(Data for this exercise begins)
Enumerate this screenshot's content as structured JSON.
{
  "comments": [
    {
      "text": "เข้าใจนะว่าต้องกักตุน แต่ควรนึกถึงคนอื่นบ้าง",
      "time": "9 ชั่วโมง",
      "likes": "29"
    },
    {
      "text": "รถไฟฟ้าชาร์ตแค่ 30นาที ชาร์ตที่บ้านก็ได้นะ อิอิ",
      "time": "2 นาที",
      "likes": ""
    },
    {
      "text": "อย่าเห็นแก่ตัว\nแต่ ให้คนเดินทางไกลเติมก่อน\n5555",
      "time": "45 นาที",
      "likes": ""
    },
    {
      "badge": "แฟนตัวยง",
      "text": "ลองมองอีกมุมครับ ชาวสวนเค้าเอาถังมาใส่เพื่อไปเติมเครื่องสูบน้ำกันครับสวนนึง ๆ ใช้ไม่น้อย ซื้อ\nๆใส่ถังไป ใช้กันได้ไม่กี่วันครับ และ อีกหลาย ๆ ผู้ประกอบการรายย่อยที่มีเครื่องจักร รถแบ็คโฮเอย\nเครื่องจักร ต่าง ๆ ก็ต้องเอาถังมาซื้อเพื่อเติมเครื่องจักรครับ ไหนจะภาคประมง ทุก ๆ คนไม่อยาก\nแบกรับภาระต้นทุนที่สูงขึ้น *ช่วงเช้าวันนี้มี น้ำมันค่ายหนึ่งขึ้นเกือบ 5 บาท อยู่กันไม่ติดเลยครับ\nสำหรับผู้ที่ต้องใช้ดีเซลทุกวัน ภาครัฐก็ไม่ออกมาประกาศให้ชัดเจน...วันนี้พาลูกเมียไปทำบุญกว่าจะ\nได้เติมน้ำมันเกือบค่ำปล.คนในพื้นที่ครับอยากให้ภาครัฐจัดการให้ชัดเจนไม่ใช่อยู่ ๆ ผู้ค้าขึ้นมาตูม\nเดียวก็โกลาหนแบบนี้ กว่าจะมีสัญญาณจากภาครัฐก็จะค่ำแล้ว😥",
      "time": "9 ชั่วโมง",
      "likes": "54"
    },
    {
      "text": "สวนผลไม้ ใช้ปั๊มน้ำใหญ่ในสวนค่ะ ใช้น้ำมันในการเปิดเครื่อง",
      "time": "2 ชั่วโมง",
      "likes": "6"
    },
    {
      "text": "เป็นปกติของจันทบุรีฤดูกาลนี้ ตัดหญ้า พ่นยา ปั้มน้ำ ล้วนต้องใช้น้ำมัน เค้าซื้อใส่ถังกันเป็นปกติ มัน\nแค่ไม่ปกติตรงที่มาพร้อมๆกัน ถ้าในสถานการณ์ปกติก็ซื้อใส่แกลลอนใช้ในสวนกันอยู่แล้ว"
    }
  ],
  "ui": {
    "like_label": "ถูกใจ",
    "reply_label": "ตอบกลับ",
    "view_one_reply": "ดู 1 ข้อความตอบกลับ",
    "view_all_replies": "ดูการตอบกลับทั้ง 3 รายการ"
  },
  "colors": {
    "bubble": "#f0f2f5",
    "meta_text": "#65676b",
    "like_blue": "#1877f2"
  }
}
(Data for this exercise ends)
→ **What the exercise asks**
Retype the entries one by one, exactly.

→ **Output**
Enumerate this screenshot's content as structured JSON.
{
  "comments": [
    {
      "text": "เข้าใจนะว่าต้องกักตุน แต่ควรนึกถึงคนอื่นบ้าง",
      "time": "9 ชั่วโมง",
      "likes": "29"
    },
    {
      "text": "รถไฟฟ้าชาร์ตแค่ 30นาที ชาร์ตที่บ้านก็ได้นะ อิอิ",
      "time": "2 นาที",
      "likes": ""
    },
    {
      "text": "อย่าเห็นแก่ตัว\nแต่ ให้คนเดินทางไกลเติมก่อน\n5555",
      "time": "45 นาที",
      "likes": ""
    },
    {
      "badge": "แฟนตัวยง",
      "text": "ลองมองอีกมุมครับ ชาวสวนเค้าเอาถังมาใส่เพื่อไปเติมเครื่องสูบน้ำกันครับสวนนึง ๆ ใช้ไม่น้อย ซื้อ\nๆใส่ถังไป ใช้กันได้ไม่กี่วันครับ และ อีกหลาย ๆ ผู้ประกอบการรายย่อยที่มีเครื่องจักร รถแบ็คโฮเอย\nเครื่องจักร ต่าง ๆ ก็ต้องเอาถังมาซื้อเพื่อเติมเครื่องจักรครับ ไหนจะภาคประมง ทุก ๆ คนไม่อยาก\nแบกรับภาระต้นทุนที่สูงขึ้น *ช่วงเช้าวันนี้มี น้ำมันค่ายหนึ่งขึ้นเกือบ 5 บาท อยู่กันไม่ติดเลยครับ\nสำหรับผู้ที่ต้องใช้ดีเซลทุกวัน ภาครัฐก็ไม่ออกมาประกาศให้ชัดเจน...วันนี้พาลูกเมียไปทำบุญกว่าจะ\nได้เติมน้ำมันเกือบค่ำปล.คนในพื้นที่ครับอยากให้ภาครัฐจัดการให้ชัดเจนไม่ใช่อยู่ ๆ ผู้ค้าขึ้นมาตูม\nเดียวก็โกลาหนแบบนี้ กว่าจะมีสัญญาณจากภาครัฐก็จะค่ำแล้ว😥",
      "time": "9 ชั่วโมง",
      "likes": "54"
    },
    {
      "text": "สวนผลไม้ ใช้ปั๊มน้ำใหญ่ในสวนค่ะ ใช้น้ำมันในการเปิดเครื่อง",
      "time": "2 ชั่วโมง",
      "likes": "6"
    },
    {
      "text": "เป็นปกติของจันทบุรีฤดูกาลนี้ ตัดหญ้า พ่นยา ปั้มน้ำ ล้วนต้องใช้น้ำมัน เค้าซื้อใส่ถังกันเป็นปกติ มัน\nแค่ไม่ปกติตรงที่มาพร้อมๆกัน ถ้าในสถานการณ์ปกติก็ซื้อใส่แกลลอนใช้ในสวนกันอยู่แล้ว"
    }
  ],
  "ui": {
    "like_label": "ถูกใจ",
    "reply_label": "ตอบกลับ",
    "view_one_reply": "ดู 1 ข้อความตอบกลับ",
    "view_all_replies": "ดูการตอบกลับทั้ง 3 รายการ"
  },
  "colors": {
    "bubble": "#f0f2f5",
    "meta_text": "#65676b",
    "like_blue": "#1877f2"
  }
}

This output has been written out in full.